Word Watch

Here are a few of the words being tracked by the editors of The American Heritage Dictionary, published by Houghton Mifflin. A new word that exhibits sustained use may eventually make its way into the dictionary. The information below represents the first stage of research, not the final product.

burn notice noun, an official notice circulated by one intelligence agency to other agencies, domestic or foreign, stating that a person or group is unreliable for any of various reasons: “A European intelligence agency had brought Ghorbanifar to the attention of the CIA in 1980, the year after the Shah’s fall, but the information he had supplied had proved to be so untrustworthy that the CIA had put out a burn notice on him in 1984” (New York Review of Books).

BACKGROUND: Our definition of this term is based on one found in the Dictionary of Military Terms (1987), written by the Joint Chiefs of Staff, Military Terminology Group. The use of burn in burn notice derives from the sense of the verb burn meaning “to expose deliberately the true status of a person under cover.”

cascade verb, to circulate (e.g., information) widely and quickly through the ranks of an organization; distribute through channels: “The handouts for today’s meeting have been designed to make it easier for you to cascade the meeting’s key messages to your people” (photocopied cover document for a corporate seminar titled Management Focus '88). BACKGROUND: This new sense of cascade is an example of the corporate-speak of the late 1980s and, as one critic recently put it, “a preview of the lingua franca of the far future, when the State has indeed withered away.” This sense is related to a noun sense, which involves electricity and is used in digital circuit design: “an arrangement of devices, each of which feeds into the next one in succession.”

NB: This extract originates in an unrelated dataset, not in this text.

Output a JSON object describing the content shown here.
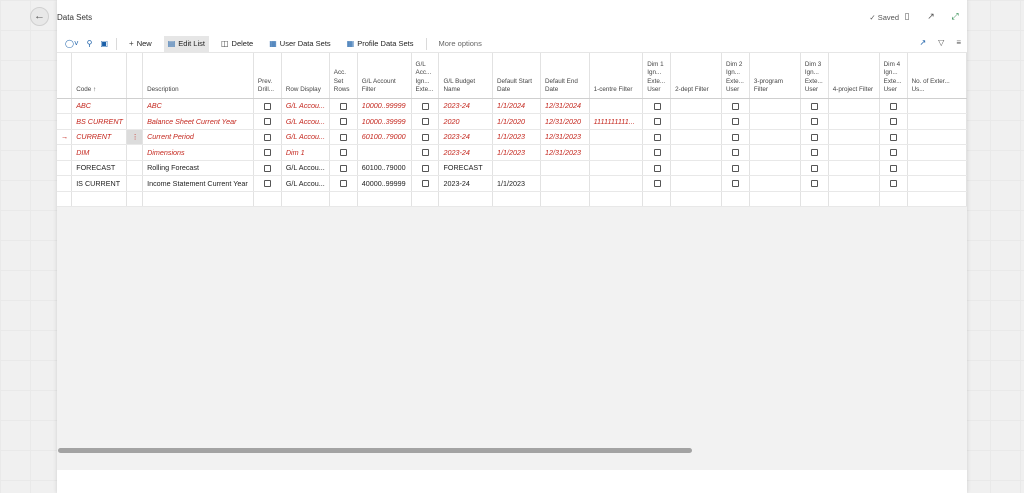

hubba noun, slang, crack cocaine: “Jennifer, an 18-year-old transvestite, is smoking hubbas, or rocks of crack” (Newsweek). BACKGROUND: The origin of this word, also used by some California grade-school children, along with crack dealer, to denote certain schoolyard games, is unknown. It is possible that hubba is derived from hubble-bubble, a water pipe. Or it may come from the sense of hub meaning “the enlarged base by which a needle can be attached to a syringe.” Once restricted in use to the West Coast, hubba seems to be on the verge of becoming bicoastal.

Krone verb, to teach subjects in an organizational setting to be more acutely aware of the ways in which they think through problems, in an effort to alleviate, if not stop, the decline in American competitiveness: “At Pacific Bell — until the state’s Public Utility Commission called a temporary halt to the practice—employees have been Kroned, indoctrinated in a mode of comprehending the world that owes its soul to the [late Russian] mystic [George Ivanovich] Gurdjieff. ... As one Krone memo puts it. . . the aim is to ‘generate in the minds of resources the ability to use their own progressive, systematic intelligence in a way that they can manage their process of continuously going beyond the limitations of their own and others’ typically reductive, analytic intelligence so that they can lead their own and others’ thinking toward sustained competitive effectiveness and meaningful development of people’” (Harvard Business Review). BACKGROUND: Officially called Leadership Development, the informal eponym Krone or Kroning comes from the name of Charles Krone, a management consultant in Carmel, California, who helped develop the principles for a series of ten two-day mental exercise sessions for 67,000 employees, costing Pacific Bell $40 million. Some other terms used in the Krone process, as they were defined in a glossary in Newsweek: end-state vision (“a goal”), internal resource (“an employee”), and metanoic (“acquisition of a clear vision”). Reactions to the program have been mixed. The Harvard Business Review notes that an Oakland, California, automobile dealer said he “got the best results by kicking butts and taking names.”The verb Krone is of interest because it is an example of a relatively small class of verbs derived from surnames.

rockplow verb, to convert (seasonally inundated prairie wetlands) to cultivable fields by dragging a plowlike implement over the pinnacle rock surface (high, spiky rock strata), breaking the rocks up and using the rubble to make the land smooth and level. Vegetable crops are then planted there during the winter dry season: “Proposals to rockplow wetland areas at. . . three . . . sites . . . have been made. . . . The crushed rock and other materials are used to fill the wetlands’ characteristic solution holes” (PR Newswire). BACKGROUND: An article in the January/February, 1988, EPA Journal explains that rockplowing results in “the destruction of valuable wildlife habitat and major disruption of the food chain . . . and water purification functions provided by the wetlands.” When one considers that about 55 percent of the wetlands of the lower fortyeight states which existed during colonial times have been destroyed by human hands, the word rockplow and its now more commonly occurring gerund form, rockplowing, which developed in the manner of snowplow, snowblow, sandblast, groundbreaking, and earthmoving, take on an additional, ominous, dimension. The EPA reports that about 300,000 acres of wetlands are disappearing every year, with agricultural conversion accounting for most of the loss.